So, if some owners and their distributors are playing the Joker, who are the Clowns that are buying? Perhaps some people have an inside track on what the Chinese are into, or what brands they will buy in the future, or – more likely – too many buyers have pre-ordered these 2009s, thinking that they will be a good investment. I very much doubt they will be – not unless the wines follow in the footsteps of Lafite and become seriously sought-after names in China. Even if that is the case, great wines from the same estates from earlier top vintages are much cheaper.
Lafite is a separate issue – who knows what price ’09 Lafite Rothschild will end up at as it’s now trading for £13k a case – followed by the rest of the First Growths in the £8-10k bracket. Below these, of course, über-critic Robert Parker can fulfill his own prophesy in two years’ time by awarding some wines the magical 100 points (Cos d’Estournel?). The value of those specific wines will be assured, although God knows what will happen to the market if he has to quit one day, even if he is a fit 63.
There are, however, an awful lot of wines that will not increase in value for a very long time yet. The goose that lays the golden egg might well have been throttled this week, as some proprietors have forgotten that by leaving a bit of margin for the buyer at the end of the chain, everybody wins.
There is already a massive amount of stock in the system – the 2006s, the overpriced 2007s, the slightly undervalued 2008s, and soon to come will be the 2010s (which will not, in all likelihood, be a great vintage – more on that another time). Let alone the massive stockpiles of Bordeaux around the globe. The price of the 2009s might pull up some vintages, such as the 2005s and the 2008s, but not enough to re-inflate the bubble. And if merchants or négociants have made the wrong calls, they’ll be left holding some very expensive stock.
Talking of bubbles, and thanks to Charlie Matthews for the link, as someone who scraped through the dotcom crash a decade ago (I bought our petit château on the back of share options in one computer business but lost out on another), this all has a vaguely familiar feel.
€50,000 for a barrel of 2009 Figeac? €200,000 for a barrique of La Mission Haut Brion, which I’ve been offered at £6800 a case, whereas Majestic emailed me just four years ago with the outstanding 2005 En Primeur for £1300? Tulips, anyone?
Here are just ten of the toppy 2009s released En Primeur (EP) this week, excluding the flying First Growths, comparing them with 2005 and 2008 points and prices.
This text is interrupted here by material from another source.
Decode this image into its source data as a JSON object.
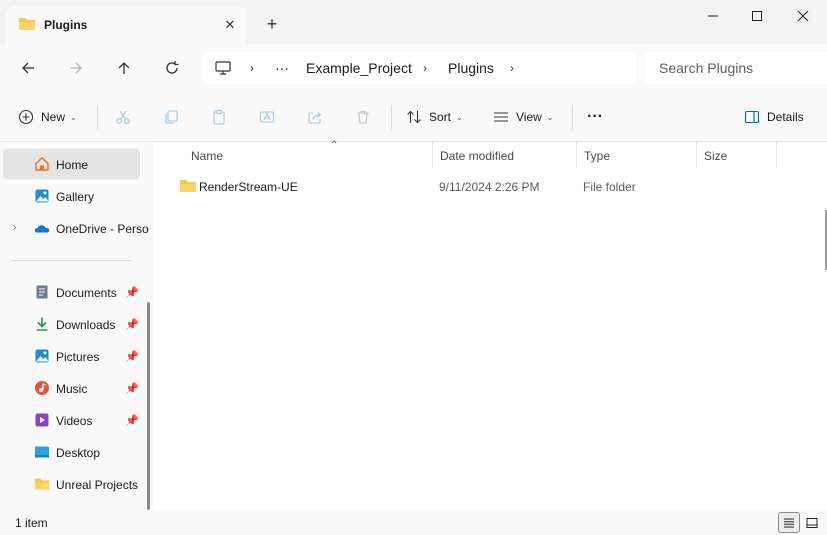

As the lyric from the song goes, “Trying to make some sense of it all, but I can see it makes no sense at all.” Let’s hope it doesn’t all go to the reservoir dogs.
|Château||GQ 2009||RP 2009||JR 2009||£ EP 2009||GQ 2005||RP 2005||£ EP 2005||£ Now 2005||RP 2008||£ Now 2008|
|La Mission Haut-Brion||95-97||98-100||18||£6,200||99||97||£1,950||£4,600||94-96+||£1,300|
|Vieux Château Certan||93-96||96-99*||18||£1,700||95||95||£980||£1,050||92-94||£550|